On March 20, the students at Millikin Basics+ Elementary School wore their blue and white Mustang spirit shirts to show their school pride as they gathered in the cafeteria for an assembly.
“Today we recognize our 2012 National Blue Ribbon Award,” announced school principal Dr. Melba Rhodes-Stanford. “The Millikin program started in 1976. We have some outstanding teachers who built this from the ground up.”
In addition to celebrating faculty members in her speech, Rhodes-Stanford also recognized the efforts of the students, parents, and school and district staff. Superintendent Bobbie Plough also spoke at the event and told members of the school to give themselves a pat on the back. Members of the Santa Clara Board of Education and retired staff and faculty also attended the celebration.
“Being here brought back memories and the pride that comes from being part of a school that’s so outstanding,” said Doris Britschgi, a retired fourth grade teacher from Millikin School.
At the assembly, students viewed the National Blue Ribbon flag and plaque and heard their peers sing the school song. After the assembly, teachers led their students outside as a representative from each classroom attached a blue ribbon to a tree.
The teachers enjoyed a luncheon and cake. Students got free Jamba Juice for the extra boost of energy while they played during their extended recess. Due to the forecast for rain that day, the family picnic for the students was rescheduled to May.
According to Rhodes-Stanford, the United States Department of Education announced last fall that Millikin School was selected for the National Blue Ribbon Award based on the school’s record of showing academic achievement among its students.
In November, Rhodes-Stanford and one of the school’s teachers traveled to Washington D.C. to attend the National Blue Ribbon Ceremony. Here, representatives from 250 public schools and 50 private schools nationwide received the award. Although Rhodes-Stanford didn’t meet President Barack Obama, she said that Arne Duncan, the United States secretary of education, came by to congratulate the winning schools.

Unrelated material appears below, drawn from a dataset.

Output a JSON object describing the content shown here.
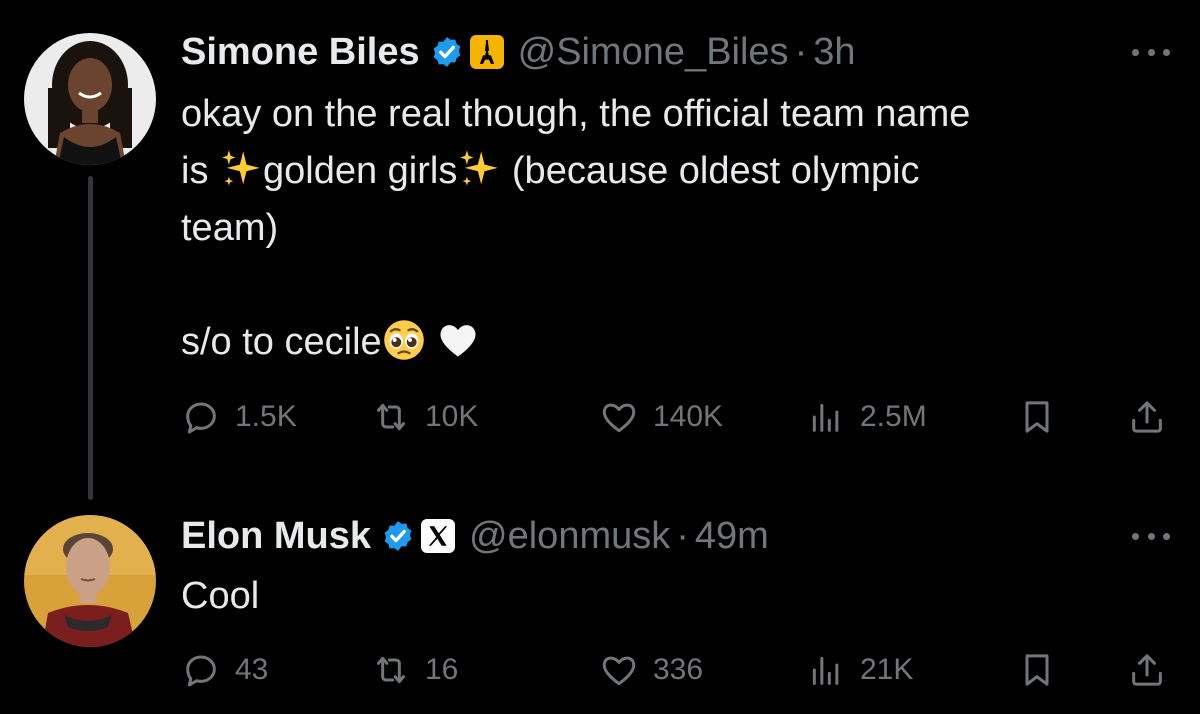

When interviewed, Rhodes-Stanford and other school and district staff members took the time to dispel certain notions some community members might have about Millikin School.
“Families who value this kind of program are families who place education as their number one priority, regardless of what their socioeconomic status is,” Rhodes-Stanford said. “The students here have a strong work ethic.”
“Our program is important for those who want a formalized structure for their children’s education,” said Chris Preece, a fifth grade teacher who has been teaching at the school for the last 28 years.
Rhodes-Stanford emphasizes that some Millikin students come from affluent families and some students do not. In fact, there are Millikin students who qualify to receive free or reduced-price lunches. Millikin students also come in at all ability levels; there is no screening process to make sure that new students enter the school at a certain academic level. The school also administers an active special education program for students who have special needs.
“The process for admission at Millikin is random; it’s done through lottery by state law,” said Michele Burchfiel, director of human resources and administrator for open enrollment at the school district. “The only priority is given to children who already have a sibling at the school. Otherwise, [getting admitted] is just the luck of the draw.”